- A personalized math learning program didn't help students improve on state tests at five schools in Elizabeth, New Jersey, despite heavy backing from organizations including the Gates Foundation and Chan Zuckerberg Initiative, Chalkbeat reports, citing a January 2019 study from Teachers College at Columbia University.
- Teach to One has students work independently online while also spending time in small groups or with a teacher, aiming to adapt to their level of knowledge and identify where they need additional help — but those in the program didn't improve more quickly than those not using it.
- The group behind Teach to One, New Classrooms, has suggested that the study from Columbia University wasn’t broad enough, pointing instead to another study from MarGrady Research that showed students at 14 schools improved MAP test scores, on average, faster than a nationally-representative comparison group.
Tech is as common in classrooms today as a pencil, and curricular tools and resources are increasingly making the jump from physical to digital formats.
Whether it’s a math program, like Teach to One, or an online foreign language course, these computer-based tools often allow students to move forward at their own pace. Some students may feel ready to forge ahead in fractions, while others may need more time on algebraic equations. Some experts argue this allows a real personalized learning approach.

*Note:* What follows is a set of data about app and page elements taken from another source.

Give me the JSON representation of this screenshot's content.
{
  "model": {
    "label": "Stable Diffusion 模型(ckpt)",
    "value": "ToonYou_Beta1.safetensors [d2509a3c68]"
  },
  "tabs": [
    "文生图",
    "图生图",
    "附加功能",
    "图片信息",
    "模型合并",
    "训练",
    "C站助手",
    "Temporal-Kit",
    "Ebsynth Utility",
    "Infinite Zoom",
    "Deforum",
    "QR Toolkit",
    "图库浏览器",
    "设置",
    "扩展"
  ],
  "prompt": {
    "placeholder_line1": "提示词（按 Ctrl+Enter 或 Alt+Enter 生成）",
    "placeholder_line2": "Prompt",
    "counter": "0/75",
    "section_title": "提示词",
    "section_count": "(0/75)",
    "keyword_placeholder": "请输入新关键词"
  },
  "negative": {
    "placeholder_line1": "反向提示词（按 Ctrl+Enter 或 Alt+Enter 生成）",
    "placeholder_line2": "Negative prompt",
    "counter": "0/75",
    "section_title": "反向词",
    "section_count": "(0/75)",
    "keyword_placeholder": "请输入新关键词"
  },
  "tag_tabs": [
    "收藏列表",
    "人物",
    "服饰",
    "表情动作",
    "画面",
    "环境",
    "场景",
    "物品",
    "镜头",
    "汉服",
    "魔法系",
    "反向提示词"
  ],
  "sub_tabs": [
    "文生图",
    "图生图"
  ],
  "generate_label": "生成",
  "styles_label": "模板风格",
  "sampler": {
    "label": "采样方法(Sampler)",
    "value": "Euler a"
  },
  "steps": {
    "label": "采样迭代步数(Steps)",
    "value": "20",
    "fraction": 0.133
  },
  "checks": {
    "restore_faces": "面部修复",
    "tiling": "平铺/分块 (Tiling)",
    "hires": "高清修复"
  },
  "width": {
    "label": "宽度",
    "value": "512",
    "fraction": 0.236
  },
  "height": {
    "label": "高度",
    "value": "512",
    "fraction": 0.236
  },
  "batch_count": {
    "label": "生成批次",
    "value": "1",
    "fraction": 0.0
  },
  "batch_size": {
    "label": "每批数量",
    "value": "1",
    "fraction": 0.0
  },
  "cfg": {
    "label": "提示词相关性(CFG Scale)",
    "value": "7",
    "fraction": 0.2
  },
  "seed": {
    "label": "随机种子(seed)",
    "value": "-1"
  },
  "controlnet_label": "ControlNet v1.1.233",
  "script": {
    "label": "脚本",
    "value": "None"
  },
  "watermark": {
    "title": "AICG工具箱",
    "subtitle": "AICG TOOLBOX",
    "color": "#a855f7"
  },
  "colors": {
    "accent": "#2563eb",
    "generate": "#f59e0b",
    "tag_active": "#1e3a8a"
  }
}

But the research on these tools is still not consistent. As experts found when examining Teach to One, some students tested more strongly after spending time using the program, while others did not.
Administrators looking to add online technology programs to their districts and schools should ask vendors for all available research evidence to back up any claim made in pitches for their products. While backing from philanthropic organizations is worth noting, it’s more important for curriculum administrators to see longterm academic studies before bringing any new tools to their school or district.
It’s also crucial to ask how a program can empower students to do things they wouldn't otherwise be able to, and also to ensure schools have a strategic plan in place so educators know how they’ll fold new tools or programs into their lessons when they arrive.